> _WORK ITEM_:
Return every line of the data that contains the string "close".

> _GIVEN RECORDS_:
Start of Block

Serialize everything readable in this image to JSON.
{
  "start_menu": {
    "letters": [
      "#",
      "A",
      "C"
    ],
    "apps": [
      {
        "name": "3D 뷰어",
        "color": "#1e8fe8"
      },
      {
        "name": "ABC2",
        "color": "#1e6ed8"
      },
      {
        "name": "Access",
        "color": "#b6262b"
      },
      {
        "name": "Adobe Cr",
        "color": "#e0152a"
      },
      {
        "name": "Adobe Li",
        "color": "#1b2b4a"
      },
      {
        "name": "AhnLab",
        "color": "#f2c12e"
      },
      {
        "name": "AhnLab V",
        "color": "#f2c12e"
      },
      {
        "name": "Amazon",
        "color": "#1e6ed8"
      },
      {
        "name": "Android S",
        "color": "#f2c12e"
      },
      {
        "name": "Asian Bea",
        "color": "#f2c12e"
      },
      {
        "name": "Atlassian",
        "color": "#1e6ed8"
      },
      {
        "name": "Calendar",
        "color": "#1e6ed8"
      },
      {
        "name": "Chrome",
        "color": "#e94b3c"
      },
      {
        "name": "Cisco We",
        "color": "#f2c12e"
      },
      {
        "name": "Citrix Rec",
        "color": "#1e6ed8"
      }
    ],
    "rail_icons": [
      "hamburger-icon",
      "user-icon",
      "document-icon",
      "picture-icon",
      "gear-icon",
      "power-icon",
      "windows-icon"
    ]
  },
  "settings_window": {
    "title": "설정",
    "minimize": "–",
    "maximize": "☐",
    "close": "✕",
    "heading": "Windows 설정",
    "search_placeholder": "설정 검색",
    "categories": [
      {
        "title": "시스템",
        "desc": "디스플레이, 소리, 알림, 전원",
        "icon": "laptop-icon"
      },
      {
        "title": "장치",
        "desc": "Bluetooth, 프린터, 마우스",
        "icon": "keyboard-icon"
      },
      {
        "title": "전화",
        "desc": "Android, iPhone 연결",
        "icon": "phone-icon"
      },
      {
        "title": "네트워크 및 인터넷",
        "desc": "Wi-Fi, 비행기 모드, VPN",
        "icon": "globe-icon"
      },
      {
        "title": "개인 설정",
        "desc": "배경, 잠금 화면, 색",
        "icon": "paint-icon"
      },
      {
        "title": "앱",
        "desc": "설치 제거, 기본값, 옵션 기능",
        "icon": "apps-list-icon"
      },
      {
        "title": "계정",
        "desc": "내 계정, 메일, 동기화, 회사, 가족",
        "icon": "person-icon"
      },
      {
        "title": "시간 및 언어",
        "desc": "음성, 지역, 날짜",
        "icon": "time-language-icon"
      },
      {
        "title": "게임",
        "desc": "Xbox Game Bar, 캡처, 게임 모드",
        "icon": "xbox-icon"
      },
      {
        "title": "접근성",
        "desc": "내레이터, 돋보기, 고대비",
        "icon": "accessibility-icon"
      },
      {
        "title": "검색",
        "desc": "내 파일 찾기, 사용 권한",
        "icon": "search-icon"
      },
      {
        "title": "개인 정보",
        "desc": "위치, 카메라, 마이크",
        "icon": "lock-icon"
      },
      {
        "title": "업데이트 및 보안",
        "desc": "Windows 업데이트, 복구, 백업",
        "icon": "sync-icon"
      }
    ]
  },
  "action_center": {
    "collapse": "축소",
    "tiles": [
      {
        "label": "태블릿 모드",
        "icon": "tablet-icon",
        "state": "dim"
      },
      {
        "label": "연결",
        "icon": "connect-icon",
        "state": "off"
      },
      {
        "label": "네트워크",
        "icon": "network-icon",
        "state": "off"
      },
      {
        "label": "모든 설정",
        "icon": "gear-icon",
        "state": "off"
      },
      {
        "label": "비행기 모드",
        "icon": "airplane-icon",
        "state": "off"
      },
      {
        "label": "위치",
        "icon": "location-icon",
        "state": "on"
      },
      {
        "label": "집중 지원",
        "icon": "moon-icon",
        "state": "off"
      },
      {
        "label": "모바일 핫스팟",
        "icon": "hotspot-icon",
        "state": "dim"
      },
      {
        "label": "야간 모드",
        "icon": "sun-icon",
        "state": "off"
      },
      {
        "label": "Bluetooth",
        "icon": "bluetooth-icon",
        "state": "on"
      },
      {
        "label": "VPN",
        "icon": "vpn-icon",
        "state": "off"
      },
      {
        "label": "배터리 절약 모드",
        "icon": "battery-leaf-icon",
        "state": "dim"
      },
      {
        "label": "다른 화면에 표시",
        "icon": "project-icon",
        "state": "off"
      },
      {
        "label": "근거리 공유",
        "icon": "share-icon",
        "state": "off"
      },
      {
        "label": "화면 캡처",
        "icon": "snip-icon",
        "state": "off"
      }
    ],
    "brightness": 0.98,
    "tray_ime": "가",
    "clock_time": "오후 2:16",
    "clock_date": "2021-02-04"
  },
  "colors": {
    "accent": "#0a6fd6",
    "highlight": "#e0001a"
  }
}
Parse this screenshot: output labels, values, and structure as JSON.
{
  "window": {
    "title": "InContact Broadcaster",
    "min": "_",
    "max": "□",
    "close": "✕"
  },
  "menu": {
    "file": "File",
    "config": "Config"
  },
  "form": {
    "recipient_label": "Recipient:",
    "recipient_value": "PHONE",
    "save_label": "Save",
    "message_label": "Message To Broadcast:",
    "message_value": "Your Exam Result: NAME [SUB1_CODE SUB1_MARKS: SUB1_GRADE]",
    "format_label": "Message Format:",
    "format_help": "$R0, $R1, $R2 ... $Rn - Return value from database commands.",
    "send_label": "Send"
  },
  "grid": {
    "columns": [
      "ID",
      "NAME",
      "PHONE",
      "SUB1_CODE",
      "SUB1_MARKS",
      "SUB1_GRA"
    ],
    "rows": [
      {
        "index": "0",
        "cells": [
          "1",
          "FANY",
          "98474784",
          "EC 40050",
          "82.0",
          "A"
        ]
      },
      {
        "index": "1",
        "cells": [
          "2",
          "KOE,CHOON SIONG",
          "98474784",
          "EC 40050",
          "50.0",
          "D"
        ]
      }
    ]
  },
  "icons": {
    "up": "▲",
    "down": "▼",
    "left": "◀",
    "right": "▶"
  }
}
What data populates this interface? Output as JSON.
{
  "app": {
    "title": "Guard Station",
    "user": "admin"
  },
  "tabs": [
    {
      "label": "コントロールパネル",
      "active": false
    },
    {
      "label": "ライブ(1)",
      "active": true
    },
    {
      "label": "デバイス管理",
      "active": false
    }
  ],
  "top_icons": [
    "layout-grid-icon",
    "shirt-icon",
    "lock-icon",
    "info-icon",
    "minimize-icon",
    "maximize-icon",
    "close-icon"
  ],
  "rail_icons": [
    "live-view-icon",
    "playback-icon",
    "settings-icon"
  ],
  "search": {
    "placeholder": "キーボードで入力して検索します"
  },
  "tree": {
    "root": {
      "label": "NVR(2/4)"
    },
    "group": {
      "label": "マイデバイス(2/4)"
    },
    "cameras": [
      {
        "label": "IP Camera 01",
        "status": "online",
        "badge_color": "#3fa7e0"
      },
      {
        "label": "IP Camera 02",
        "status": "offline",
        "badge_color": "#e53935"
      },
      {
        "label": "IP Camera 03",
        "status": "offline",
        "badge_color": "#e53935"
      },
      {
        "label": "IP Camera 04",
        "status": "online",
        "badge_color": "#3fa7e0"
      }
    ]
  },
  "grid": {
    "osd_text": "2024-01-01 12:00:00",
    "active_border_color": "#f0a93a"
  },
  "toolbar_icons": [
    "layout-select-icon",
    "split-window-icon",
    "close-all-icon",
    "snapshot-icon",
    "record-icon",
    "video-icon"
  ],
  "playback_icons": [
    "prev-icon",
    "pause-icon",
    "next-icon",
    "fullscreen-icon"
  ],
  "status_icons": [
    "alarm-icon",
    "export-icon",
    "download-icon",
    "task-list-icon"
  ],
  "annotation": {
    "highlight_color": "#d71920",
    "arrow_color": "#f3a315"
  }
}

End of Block

> _SOLUTION_:
    "close": "✕",
    "close": "✕"
    "close-icon"
    "close-all-icon",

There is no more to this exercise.